### DATA RECORDS ###

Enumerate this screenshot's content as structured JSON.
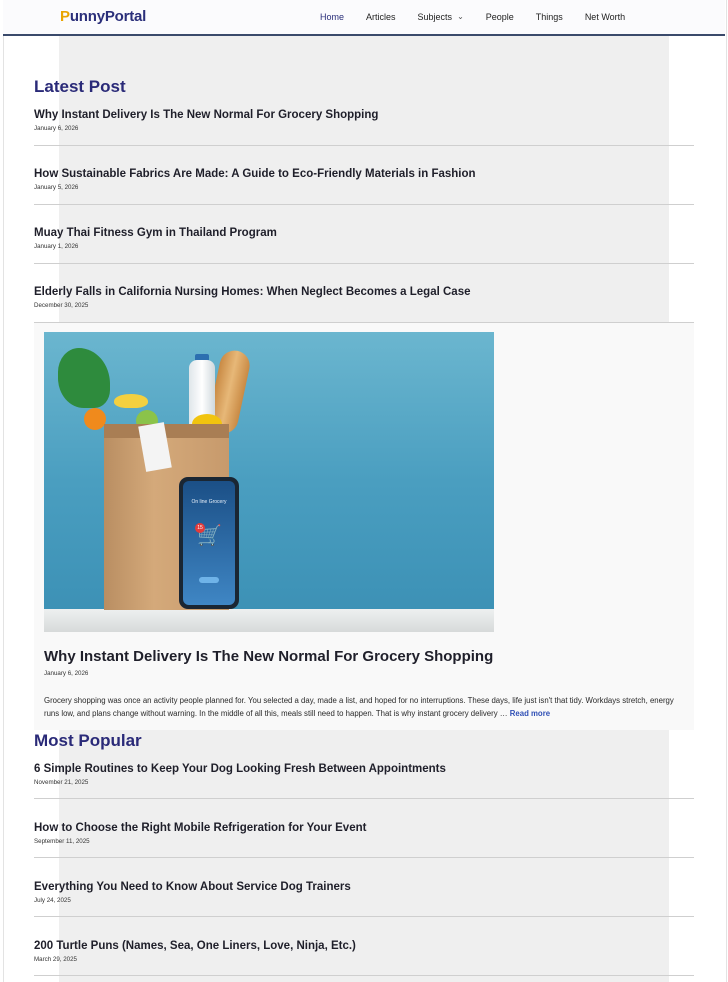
{
  "header": {
    "logo": "PunnyPortal",
    "nav": [
      {
        "label": "Home",
        "active": true
      },
      {
        "label": "Articles"
      },
      {
        "label": "Subjects",
        "has_dropdown": true
      },
      {
        "label": "People"
      },
      {
        "label": "Things"
      },
      {
        "label": "Net Worth"
      }
    ]
  },
  "latest": {
    "title": "Latest Post",
    "posts": [
      {
        "title": "Why Instant Delivery Is The New Normal For Grocery Shopping",
        "date": "January 6, 2026"
      },
      {
        "title": "How Sustainable Fabrics Are Made: A Guide to Eco-Friendly Materials in Fashion",
        "date": "January 5, 2026"
      },
      {
        "title": "Muay Thai Fitness Gym in Thailand Program",
        "date": "January 1, 2026"
      },
      {
        "title": "Elderly Falls in California Nursing Homes: When Neglect Becomes a Legal Case",
        "date": "December 30, 2025"
      }
    ]
  },
  "featured": {
    "image_alt": "Grocery bag with phone showing online grocery app",
    "screen_text": "On line Grocery",
    "badge": "15",
    "title": "Why Instant Delivery Is The New Normal For Grocery Shopping",
    "date": "January 6, 2026",
    "excerpt": "Grocery shopping was once an activity people planned for. You selected a day, made a list, and hoped for no interruptions. These days, life just isn't that tidy. Workdays stretch, energy runs low, and plans change without warning. In the middle of all this, meals still need to happen. That is why instant grocery delivery …",
    "read_more": "Read more"
  },
  "popular": {
    "title": "Most Popular",
    "posts": [
      {
        "title": "6 Simple Routines to Keep Your Dog Looking Fresh Between Appointments",
        "date": "November 21, 2025"
      },
      {
        "title": "How to Choose the Right Mobile Refrigeration for Your Event",
        "date": "September 11, 2025"
      },
      {
        "title": "Everything You Need to Know About Service Dog Trainers",
        "date": "July 24, 2025"
      },
      {
        "title": "200 Turtle Puns (Names, Sea, One Liners, Love, Ninja, Etc.)",
        "date": "March 29, 2025"
      }
    ]
  },
  "colors": {
    "brand": "#2b2f7a",
    "logo_accent": "#e9a400",
    "link": "#2f4fb5"
  }
}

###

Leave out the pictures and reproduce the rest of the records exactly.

RESPONSE TO THIS TASK.
Enumerate this screenshot's content as structured JSON.
{
  "header": {
    "logo": "PunnyPortal",
    "nav": [
      {
        "label": "Home",
        "active": true
      },
      {
        "label": "Articles"
      },
      {
        "label": "Subjects",
        "has_dropdown": true
      },
      {
        "label": "People"
      },
      {
        "label": "Things"
      },
      {
        "label": "Net Worth"
      }
    ]
  },
  "latest": {
    "title": "Latest Post",
    "posts": [
      {
        "title": "Why Instant Delivery Is The New Normal For Grocery Shopping",
        "date": "January 6, 2026"
      },
      {
        "title": "How Sustainable Fabrics Are Made: A Guide to Eco-Friendly Materials in Fashion",
        "date": "January 5, 2026"
      },
      {
        "title": "Muay Thai Fitness Gym in Thailand Program",
        "date": "January 1, 2026"
      },
      {
        "title": "Elderly Falls in California Nursing Homes: When Neglect Becomes a Legal Case",
        "date": "December 30, 2025"
      }
    ]
  },
  "featured": {
    "image_alt": "Grocery bag with phone showing online grocery app",
    "screen_text": "On line Grocery",
    "badge": "15",
    "title": "Why Instant Delivery Is The New Normal For Grocery Shopping",
    "date": "January 6, 2026",
    "excerpt": "Grocery shopping was once an activity people planned for. You selected a day, made a list, and hoped for no interruptions. These days, life just isn't that tidy. Workdays stretch, energy runs low, and plans change without warning. In the middle of all this, meals still need to happen. That is why instant grocery delivery …",
    "read_more": "Read more"
  },
  "popular": {
    "title": "Most Popular",
    "posts": [
      {
        "title": "6 Simple Routines to Keep Your Dog Looking Fresh Between Appointments",
        "date": "November 21, 2025"
      },
      {
        "title": "How to Choose the Right Mobile Refrigeration for Your Event",
        "date": "September 11, 2025"
      },
      {
        "title": "Everything You Need to Know About Service Dog Trainers",
        "date": "July 24, 2025"
      },
      {
        "title": "200 Turtle Puns (Names, Sea, One Liners, Love, Ninja, Etc.)",
        "date": "March 29, 2025"
      }
    ]
  },
  "colors": {
    "brand": "#2b2f7a",
    "logo_accent": "#e9a400",
    "link": "#2f4fb5"
  }
}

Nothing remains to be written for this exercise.